For the past several years, Australia and China have been working on an agreement which, when signed, could lead to Australia shipping up to one million live cattle to China each year. The deal is being finalized at a time when local and international opposition to live exports has reached a fever pitch due to the extreme animal abuse exposed in undercover investigations.
TV journalist Jane Velez-Mitchell speaks to Tanya Hardy, a veteran activist in Australia, about the deal with China and the cruelty of live exports.
According to Animals Australia, “Most animals who are exported live for slaughter have their throats cut while fully conscious. Millions have died at sea. Some 30 investigations have revealed that in destination countries, many animals endure routine abuse and brutal slaughter in places where laws do not protect them from cruelty.” Following is one of many examples of extreme suffering experienced by animals exported from Australia.
Australia’s live export controversy has not received much media attention in the U.S., but the impending $1 billion deal with China is so substantial that the New York Times wrote a story about it. At the end of the lengthy article, the Times mentions – and virtually dismisses – the humane issues, leading readers to believe that they have been adequately addressed:

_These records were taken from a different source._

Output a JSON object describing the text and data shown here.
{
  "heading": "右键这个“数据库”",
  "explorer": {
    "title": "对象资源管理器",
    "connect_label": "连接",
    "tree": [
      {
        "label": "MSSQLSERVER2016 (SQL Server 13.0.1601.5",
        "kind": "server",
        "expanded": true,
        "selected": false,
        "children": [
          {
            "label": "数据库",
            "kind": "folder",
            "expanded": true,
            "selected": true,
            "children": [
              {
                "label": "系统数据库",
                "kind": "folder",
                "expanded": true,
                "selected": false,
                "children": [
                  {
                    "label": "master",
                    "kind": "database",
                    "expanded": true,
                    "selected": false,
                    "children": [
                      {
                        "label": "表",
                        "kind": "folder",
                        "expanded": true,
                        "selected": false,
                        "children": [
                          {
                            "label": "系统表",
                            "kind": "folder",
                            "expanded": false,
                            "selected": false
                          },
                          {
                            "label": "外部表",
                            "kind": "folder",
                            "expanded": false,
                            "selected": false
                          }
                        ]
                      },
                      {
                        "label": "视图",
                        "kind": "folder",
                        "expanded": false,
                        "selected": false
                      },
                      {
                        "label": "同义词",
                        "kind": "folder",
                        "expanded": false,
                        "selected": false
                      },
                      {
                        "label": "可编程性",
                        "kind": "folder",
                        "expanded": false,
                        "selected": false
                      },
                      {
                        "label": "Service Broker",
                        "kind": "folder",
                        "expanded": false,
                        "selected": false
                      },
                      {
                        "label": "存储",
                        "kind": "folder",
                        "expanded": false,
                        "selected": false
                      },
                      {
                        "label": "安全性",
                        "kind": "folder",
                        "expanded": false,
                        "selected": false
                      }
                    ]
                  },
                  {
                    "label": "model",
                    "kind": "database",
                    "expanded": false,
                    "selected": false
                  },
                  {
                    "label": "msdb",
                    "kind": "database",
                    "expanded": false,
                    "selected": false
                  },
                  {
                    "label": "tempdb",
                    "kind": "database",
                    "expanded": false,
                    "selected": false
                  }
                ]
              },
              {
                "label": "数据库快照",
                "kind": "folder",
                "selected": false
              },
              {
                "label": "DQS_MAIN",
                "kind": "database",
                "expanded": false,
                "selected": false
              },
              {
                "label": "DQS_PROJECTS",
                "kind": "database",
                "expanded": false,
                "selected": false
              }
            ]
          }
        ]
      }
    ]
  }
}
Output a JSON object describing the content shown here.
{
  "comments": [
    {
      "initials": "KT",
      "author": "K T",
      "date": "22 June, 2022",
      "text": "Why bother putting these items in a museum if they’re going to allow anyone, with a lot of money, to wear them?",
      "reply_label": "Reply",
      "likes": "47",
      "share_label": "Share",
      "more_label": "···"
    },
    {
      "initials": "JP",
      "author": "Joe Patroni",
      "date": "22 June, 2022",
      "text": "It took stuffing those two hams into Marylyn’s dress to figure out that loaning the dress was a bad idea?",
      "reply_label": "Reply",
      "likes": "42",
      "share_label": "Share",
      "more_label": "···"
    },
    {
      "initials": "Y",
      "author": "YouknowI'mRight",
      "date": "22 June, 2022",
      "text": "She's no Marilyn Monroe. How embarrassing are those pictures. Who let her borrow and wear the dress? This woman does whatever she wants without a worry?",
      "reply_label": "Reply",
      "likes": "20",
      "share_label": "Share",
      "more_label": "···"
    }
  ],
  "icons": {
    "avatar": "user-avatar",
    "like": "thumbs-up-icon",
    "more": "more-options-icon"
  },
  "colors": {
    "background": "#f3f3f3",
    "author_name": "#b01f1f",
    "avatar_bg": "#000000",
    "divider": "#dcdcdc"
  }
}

“The leader of the exporters’ group, said that all animals exported from Australia were closely tracked and that there were strict regulations about their welfare before export, during shipping and even after they landed in a foreign country. The regulations were tightened after export bans were imposed after accusations of cruelty in some Indonesian slaughterhouses.”